Over the past two years, the “Trump Board” overturned or scaled back several “Obama Board” positions. The Trump Board also took aim at long-standing Board precedents. This trend has picked up speed over the past few months. 

For example, in three recent cases, the Board favored employers. These decisions demonstrate the high regard the Board has for property rights. 

    These decisions should make employers feel more confident that they can regulate behavior of non-employees on their property. These decisions may also suggest how the Board will decide future cases involving employee use of employer property, such as using employer email systems for union-organizing activities.

    Speaking of union organizing, in The Boeing Company, 368 NLRB No. 67 (Sept. 9, 2019), the Trump Board continued the shift away from pro-union policies. Specifically, the Board held that a group of two job types was not large enough to conduct a union election. The Board relied on its 2017 decision in PCC Structurals, Inc., 365 NLRB No. 160 (2017), which held that a group of workers can form their own union when they have a “community of interest” and their concerns are “sufficiently distinct” from those of coworkers. In Boeing, the Board clarified PCC Structurals by applying a three-part test. That test considers: (1) whether the members of the proposed unit share a community of interest; (2) whether the employees excluded from the unit have distinct interests that outweigh similarities with unit members; and (3) guidelines the Board established for unit configurations in specific industries.

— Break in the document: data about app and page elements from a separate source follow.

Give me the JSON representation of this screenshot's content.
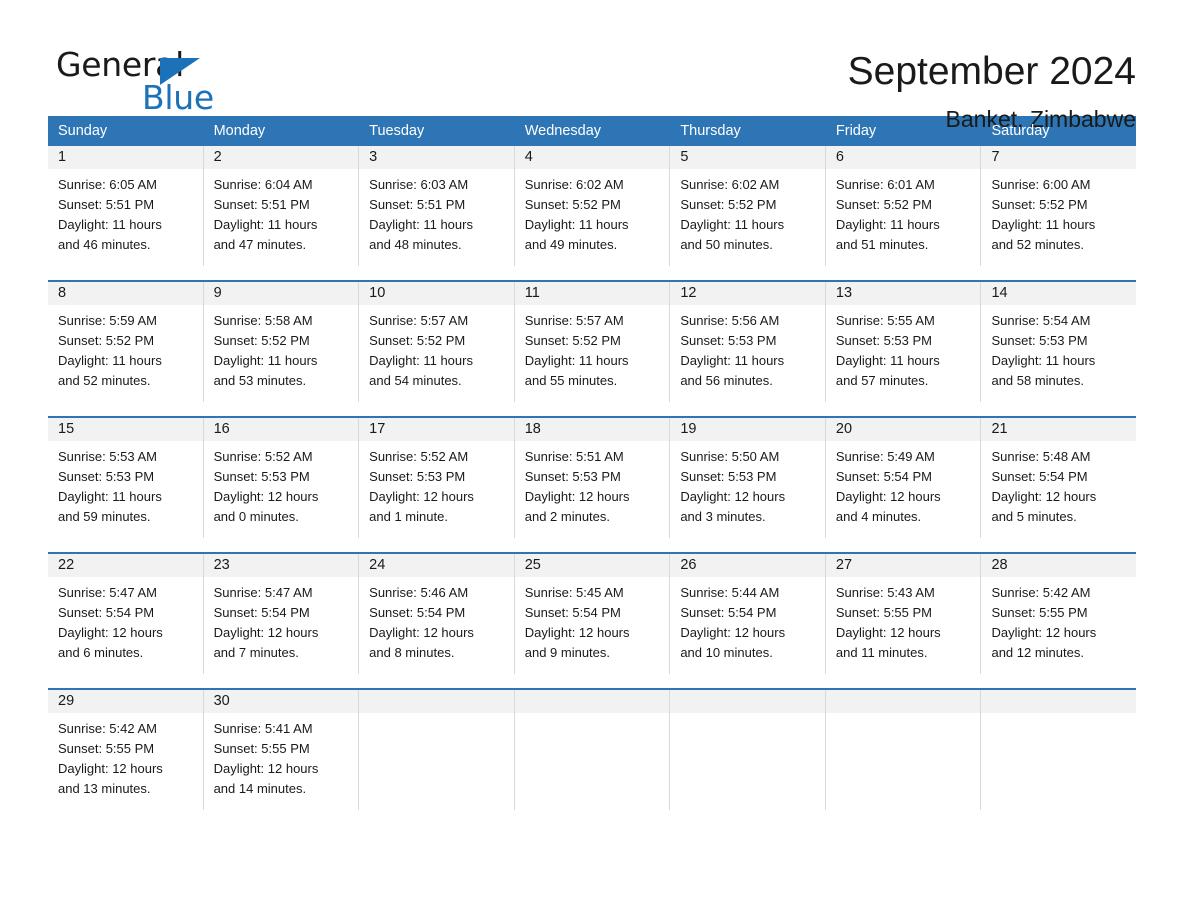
{
  "brand": {
    "word1": "General",
    "word2": "Blue",
    "triangle_color": "#1B72B8"
  },
  "header": {
    "month_title": "September 2024",
    "location": "Banket, Zimbabwe",
    "header_bg": "#2E75B6",
    "daynum_bg": "#F2F2F2"
  },
  "calendar": {
    "weekday_headers": [
      "Sunday",
      "Monday",
      "Tuesday",
      "Wednesday",
      "Thursday",
      "Friday",
      "Saturday"
    ],
    "labels": {
      "sunrise": "Sunrise:",
      "sunset": "Sunset:",
      "daylight": "Daylight:"
    },
    "weeks": [
      [
        {
          "day": "1",
          "sunrise": "Sunrise: 6:05 AM",
          "sunset": "Sunset: 5:51 PM",
          "daylight_line1": "Daylight: 11 hours",
          "daylight_line2": "and 46 minutes."
        },
        {
          "day": "2",
          "sunrise": "Sunrise: 6:04 AM",
          "sunset": "Sunset: 5:51 PM",
          "daylight_line1": "Daylight: 11 hours",
          "daylight_line2": "and 47 minutes."
        },
        {
          "day": "3",
          "sunrise": "Sunrise: 6:03 AM",
          "sunset": "Sunset: 5:51 PM",
          "daylight_line1": "Daylight: 11 hours",
          "daylight_line2": "and 48 minutes."
        },
        {
          "day": "4",
          "sunrise": "Sunrise: 6:02 AM",
          "sunset": "Sunset: 5:52 PM",
          "daylight_line1": "Daylight: 11 hours",
          "daylight_line2": "and 49 minutes."
        },
        {
          "day": "5",
          "sunrise": "Sunrise: 6:02 AM",
          "sunset": "Sunset: 5:52 PM",
          "daylight_line1": "Daylight: 11 hours",
          "daylight_line2": "and 50 minutes."
        },
        {
          "day": "6",
          "sunrise": "Sunrise: 6:01 AM",
          "sunset": "Sunset: 5:52 PM",
          "daylight_line1": "Daylight: 11 hours",
          "daylight_line2": "and 51 minutes."
        },
        {
          "day": "7",
          "sunrise": "Sunrise: 6:00 AM",
          "sunset": "Sunset: 5:52 PM",
          "daylight_line1": "Daylight: 11 hours",
          "daylight_line2": "and 52 minutes."
        }
      ],
      [
        {
          "day": "8",
          "sunrise": "Sunrise: 5:59 AM",
          "sunset": "Sunset: 5:52 PM",
          "daylight_line1": "Daylight: 11 hours",
          "daylight_line2": "and 52 minutes."
        },
        {
          "day": "9",
          "sunrise": "Sunrise: 5:58 AM",
          "sunset": "Sunset: 5:52 PM",
          "daylight_line1": "Daylight: 11 hours",
          "daylight_line2": "and 53 minutes."
        },
        {
          "day": "10",
          "sunrise": "Sunrise: 5:57 AM",
          "sunset": "Sunset: 5:52 PM",
          "daylight_line1": "Daylight: 11 hours",
          "daylight_line2": "and 54 minutes."
        },
        {
          "day": "11",
          "sunrise": "Sunrise: 5:57 AM",
          "sunset": "Sunset: 5:52 PM",
          "daylight_line1": "Daylight: 11 hours",
          "daylight_line2": "and 55 minutes."
        },
        {
          "day": "12",
          "sunrise": "Sunrise: 5:56 AM",
          "sunset": "Sunset: 5:53 PM",
          "daylight_line1": "Daylight: 11 hours",
          "daylight_line2": "and 56 minutes."
        },
        {
          "day": "13",
          "sunrise": "Sunrise: 5:55 AM",
          "sunset": "Sunset: 5:53 PM",
          "daylight_line1": "Daylight: 11 hours",
          "daylight_line2": "and 57 minutes."
        },
        {
          "day": "14",
          "sunrise": "Sunrise: 5:54 AM",
          "sunset": "Sunset: 5:53 PM",
          "daylight_line1": "Daylight: 11 hours",
          "daylight_line2": "and 58 minutes."
        }
      ],
      [
        {
          "day": "15",
          "sunrise": "Sunrise: 5:53 AM",
          "sunset": "Sunset: 5:53 PM",
          "daylight_line1": "Daylight: 11 hours",
          "daylight_line2": "and 59 minutes."
        },
        {
          "day": "16",
          "sunrise": "Sunrise: 5:52 AM",
          "sunset": "Sunset: 5:53 PM",
          "daylight_line1": "Daylight: 12 hours",
          "daylight_line2": "and 0 minutes."
        },
        {
          "day": "17",
          "sunrise": "Sunrise: 5:52 AM",
          "sunset": "Sunset: 5:53 PM",
          "daylight_line1": "Daylight: 12 hours",
          "daylight_line2": "and 1 minute."
        },
        {
          "day": "18",
          "sunrise": "Sunrise: 5:51 AM",
          "sunset": "Sunset: 5:53 PM",
          "daylight_line1": "Daylight: 12 hours",
          "daylight_line2": "and 2 minutes."
        },
        {
          "day": "19",
          "sunrise": "Sunrise: 5:50 AM",
          "sunset": "Sunset: 5:53 PM",
          "daylight_line1": "Daylight: 12 hours",
          "daylight_line2": "and 3 minutes."
        },
        {
          "day": "20",
          "sunrise": "Sunrise: 5:49 AM",
          "sunset": "Sunset: 5:54 PM",
          "daylight_line1": "Daylight: 12 hours",
          "daylight_line2": "and 4 minutes."
        },
        {
          "day": "21",
          "sunrise": "Sunrise: 5:48 AM",
          "sunset": "Sunset: 5:54 PM",
          "daylight_line1": "Daylight: 12 hours",
          "daylight_line2": "and 5 minutes."
        }
      ],
      [
        {
          "day": "22",
          "sunrise": "Sunrise: 5:47 AM",
          "sunset": "Sunset: 5:54 PM",
          "daylight_line1": "Daylight: 12 hours",
          "daylight_line2": "and 6 minutes."
        },
        {
          "day": "23",
          "sunrise": "Sunrise: 5:47 AM",
          "sunset": "Sunset: 5:54 PM",
          "daylight_line1": "Daylight: 12 hours",
          "daylight_line2": "and 7 minutes."
        },
        {
          "day": "24",
          "sunrise": "Sunrise: 5:46 AM",
          "sunset": "Sunset: 5:54 PM",
          "daylight_line1": "Daylight: 12 hours",
          "daylight_line2": "and 8 minutes."
        },
        {
          "day": "25",
          "sunrise": "Sunrise: 5:45 AM",
          "sunset": "Sunset: 5:54 PM",
          "daylight_line1": "Daylight: 12 hours",
          "daylight_line2": "and 9 minutes."
        },
        {
          "day": "26",
          "sunrise": "Sunrise: 5:44 AM",
          "sunset": "Sunset: 5:54 PM",
          "daylight_line1": "Daylight: 12 hours",
          "daylight_line2": "and 10 minutes."
        },
        {
          "day": "27",
          "sunrise": "Sunrise: 5:43 AM",
          "sunset": "Sunset: 5:55 PM",
          "daylight_line1": "Daylight: 12 hours",
          "daylight_line2": "and 11 minutes."
        },
        {
          "day": "28",
          "sunrise": "Sunrise: 5:42 AM",
          "sunset": "Sunset: 5:55 PM",
          "daylight_line1": "Daylight: 12 hours",
          "daylight_line2": "and 12 minutes."
        }
      ],
      [
        {
          "day": "29",
          "sunrise": "Sunrise: 5:42 AM",
          "sunset": "Sunset: 5:55 PM",
          "daylight_line1": "Daylight: 12 hours",
          "daylight_line2": "and 13 minutes."
        },
        {
          "day": "30",
          "sunrise": "Sunrise: 5:41 AM",
          "sunset": "Sunset: 5:55 PM",
          "daylight_line1": "Daylight: 12 hours",
          "daylight_line2": "and 14 minutes."
        },
        {
          "day": "",
          "sunrise": "",
          "sunset": "",
          "daylight_line1": "",
          "daylight_line2": ""
        },
        {
          "day": "",
          "sunrise": "",
          "sunset": "",
          "daylight_line1": "",
          "daylight_line2": ""
        },
        {
          "day": "",
          "sunrise": "",
          "sunset": "",
          "daylight_line1": "",
          "daylight_line2": ""
        },
        {
          "day": "",
          "sunrise": "",
          "sunset": "",
          "daylight_line1": "",
          "daylight_line2": ""
        },
        {
          "day": "",
          "sunrise": "",
          "sunset": "",
          "daylight_line1": "",
          "daylight_line2": ""
        }
      ]
    ]
  }
}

    In M.V. Transportation, Inc., 368 NLRB No. 66 (Sept. 10, 2019), the Board held that an employer could change employment terms without first bargaining with its employees’ union. The Board held it would no longer apply the “clear and unmistakable waiver” standard to determine whether an employer’s unilateral change to employment terms violates a collective bargaining agreement. Under the “clear and unmistakable waiver” standard, the Board would find a violation unless the agreement unequivocally and specifically referred to the type of employer action at issue. This test was almost impossible to meet. Now, the Board will employ the less stringent “contract coverage” test. Under the contract coverage test, the Board determines if the change was within the scope of the agreement language granting the employer the right to act unilaterally. If it was, the Board will find no violation. If the agreement does not cover the action, the Board will find a violation except in two cases. There will be no violation if the employer demonstrates the union waived its right to bargain over the change. There will also be no violation if the employer’s act is justified by a compelling business reason, such as a dire financial emergency.  

    These are just some of the Board’s recent decisions. The Board has also proposed new rules to address various issues, instead of handling them on a case-by-case basis. With the upcoming presidential election, it’s a safe bet we will see many more significant developments, so stay tuned. In the meantime, if you face potential organizing or bargaining challenges at your facility, your Warner + labor attorney can help.